Growing up Halloween was one of my favorite holidays. My mother, brother and I would walk to Woolworth’s to pick out our costumes. In those days, costumes came in a cardboard box; they were simple (and probably flammable), just a mask and a plastic smock. (I’m totally dating myself.)
As a girl, I loved the idea of dressing up. I loved my mother painting my face with black eyeliner and red lipstick. Even with my front teeth missing and my hair in pigtails, I felt like a grown-up.
Now that I’m a grown up, I long to feel little-girl young. (Sometimes embracing the little girl within can be a good thing). Reliving my childhood through my son, Norrin, is one of the best things about being a mom. And while it’s been years since Halloween has been my favorite holiday, I want it to be Norrin’s.
But Halloween has been challenging. Norrin has autism and the concept of holidays has been difficult for him to grasp. And like everything else in our lives since Norrin’s diagnosis, Halloween became another lesson that needed to be taught.
Norrin is seven years old (he’ll be eight in January) and this is the year that I believe he finally, finally gets Halloween.
It’s taken Norrin some time to get discover the holiday magic of Halloween. But I am so happy he did!
Catch up with Lisa on Babble:
- Why NYC Schools Aren’t Equipped to Handle Kids with Autism
- On Taking My Family to Sleepy Hollow for Halloween
- 12 Greatest Lessons Our Teachers Have Ever Taught Us

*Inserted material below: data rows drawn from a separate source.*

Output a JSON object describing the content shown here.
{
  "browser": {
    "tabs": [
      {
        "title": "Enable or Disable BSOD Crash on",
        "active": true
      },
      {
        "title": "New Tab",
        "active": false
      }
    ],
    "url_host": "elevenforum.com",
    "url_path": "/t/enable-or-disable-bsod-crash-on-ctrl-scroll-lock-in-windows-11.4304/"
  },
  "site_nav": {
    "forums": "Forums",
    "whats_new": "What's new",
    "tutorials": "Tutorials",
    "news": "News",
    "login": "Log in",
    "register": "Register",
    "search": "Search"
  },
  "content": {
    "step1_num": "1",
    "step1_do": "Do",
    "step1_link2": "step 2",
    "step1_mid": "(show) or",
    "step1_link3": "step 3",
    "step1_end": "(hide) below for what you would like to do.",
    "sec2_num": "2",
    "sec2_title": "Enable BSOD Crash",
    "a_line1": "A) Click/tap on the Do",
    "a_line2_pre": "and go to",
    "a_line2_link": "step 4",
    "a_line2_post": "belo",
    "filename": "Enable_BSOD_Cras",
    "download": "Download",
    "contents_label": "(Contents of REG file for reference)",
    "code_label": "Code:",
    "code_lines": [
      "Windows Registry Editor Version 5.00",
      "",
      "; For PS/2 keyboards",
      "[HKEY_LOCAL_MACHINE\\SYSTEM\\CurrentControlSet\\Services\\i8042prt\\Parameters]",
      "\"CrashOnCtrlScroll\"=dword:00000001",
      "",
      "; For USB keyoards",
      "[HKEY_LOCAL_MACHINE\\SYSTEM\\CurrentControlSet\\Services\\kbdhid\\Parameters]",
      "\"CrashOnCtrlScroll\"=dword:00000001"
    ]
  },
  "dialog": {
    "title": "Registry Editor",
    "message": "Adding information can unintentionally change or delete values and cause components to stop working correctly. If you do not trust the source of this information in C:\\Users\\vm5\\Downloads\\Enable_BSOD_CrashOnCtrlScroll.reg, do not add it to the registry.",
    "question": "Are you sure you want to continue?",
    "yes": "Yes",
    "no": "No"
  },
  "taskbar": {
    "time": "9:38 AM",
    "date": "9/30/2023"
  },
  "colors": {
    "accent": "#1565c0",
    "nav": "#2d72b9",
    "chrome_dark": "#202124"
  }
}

- How I Survived Being a Working Mom and College Student
Read more of Lisa’s writing at AutismWonderland.
image via iStock.com